Responding to the more reductionist approach to assurance of salvation of his childhood, Lawrence emphasizes the need to describe and define genuine faith, which he characterizes as having three elements: knowledge, agreement, and trust. He demonstrates from the Bible that real faith is something one sees played out in the lives of those claiming it and provides the reader eight practical ways that we (local churches) can help to engineer assurance in the lives of our congregation.
In his last chapter, Lawrence addresses another extremely popular idea, namely the notion of “belonging before believing.” Belonging is absolutely central to the human experience, but how does that work in church. Again, previous answers to this question seek to galvanize community around pragmatic categories and vocational identities. Lawrence demonstrates that all such approaches fall short of taking seriously even a basic biblical understanding of conversion. However, Lawrence justly cautions conservative churches away from the mistakes of previous generations, who inadvertently constructed morality code-words and behaviors that merited one’s belonging. Instead, he once again addresses the notion of holiness, following 1 Corinthians in his discussion and provides a well orbed sense of holiness as hope driven rather than behavior modification. Further, and helpfully so, Lawrence provides a list from 1 Corinthians of those that may not fit the ideal categories but belong in the very heart of community, including the immature, the weak, and the wounded. Lawrence also demonstrates that there is a difference between these categories and the scandalous category of individualism that merits discipline and ejection from the church. Sin is not the issue – everybody in the church sins. Unrepentant sin is the issue. This chapter will hopefully resonate with both church leaders and students alike, who may be tempted to follow the rather plastic Jesus type approach to unrepentant sinners. By this I mean treating those who embrace their sin AND call themselves Christian as such, unlike Jesus, who only embraces those who don’t call themselves Christian and want rescue from sin.
Michael Lawrence’s book could not be more clear, concise, and generous. Only the most cynical reader will find a contentious tone in the book. While unpopular with status quo, the book simply seeks to explore some of the pop Christianity’s more uncritically accepted ideas in the light of the biblical notion of conversion. Loving people, helping people feel they belong, tending to their felt needs, and other primary categories used by evangelicals are both biblical and reasonable, but should never be exercised at the expense of the most central reality of the gospel, namely that God brings sinners to life by his power. Most evangelicals believe this idea.
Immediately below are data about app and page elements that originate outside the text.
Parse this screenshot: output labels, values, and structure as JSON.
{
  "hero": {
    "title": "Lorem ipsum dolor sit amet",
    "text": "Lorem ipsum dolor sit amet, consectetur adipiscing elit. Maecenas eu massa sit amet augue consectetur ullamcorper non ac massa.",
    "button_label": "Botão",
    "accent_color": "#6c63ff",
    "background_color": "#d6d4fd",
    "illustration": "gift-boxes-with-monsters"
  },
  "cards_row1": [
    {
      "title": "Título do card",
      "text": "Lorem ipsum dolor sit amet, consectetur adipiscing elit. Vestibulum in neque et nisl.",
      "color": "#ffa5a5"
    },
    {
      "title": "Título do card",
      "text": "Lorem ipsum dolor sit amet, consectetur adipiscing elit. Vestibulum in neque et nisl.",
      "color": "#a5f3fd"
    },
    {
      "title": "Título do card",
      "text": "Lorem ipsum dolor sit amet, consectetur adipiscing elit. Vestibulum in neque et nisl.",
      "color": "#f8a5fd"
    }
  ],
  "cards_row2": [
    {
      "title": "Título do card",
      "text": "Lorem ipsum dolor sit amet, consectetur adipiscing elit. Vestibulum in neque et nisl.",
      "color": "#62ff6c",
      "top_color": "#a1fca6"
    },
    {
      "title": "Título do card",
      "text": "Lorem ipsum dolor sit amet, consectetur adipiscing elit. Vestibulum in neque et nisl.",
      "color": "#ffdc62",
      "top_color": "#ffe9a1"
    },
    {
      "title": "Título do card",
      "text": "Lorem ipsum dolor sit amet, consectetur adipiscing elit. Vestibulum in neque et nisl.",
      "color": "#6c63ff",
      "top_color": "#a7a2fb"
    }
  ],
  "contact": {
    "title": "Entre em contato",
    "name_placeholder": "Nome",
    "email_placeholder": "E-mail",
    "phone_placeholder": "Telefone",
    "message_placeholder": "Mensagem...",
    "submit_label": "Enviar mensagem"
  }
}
Lawrence appeals to them to shape their methodology accordingly, so that the power of God appears most clearly in the supernaturally created people of God.
D. Jeffrey D. Mooney is Professor of Old Testament Interpretation and Theology at California Baptist University and Senior Pastor of Redeemer Baptist Church, Riverside CA.
Buy the books
Conversion: How God Creates a People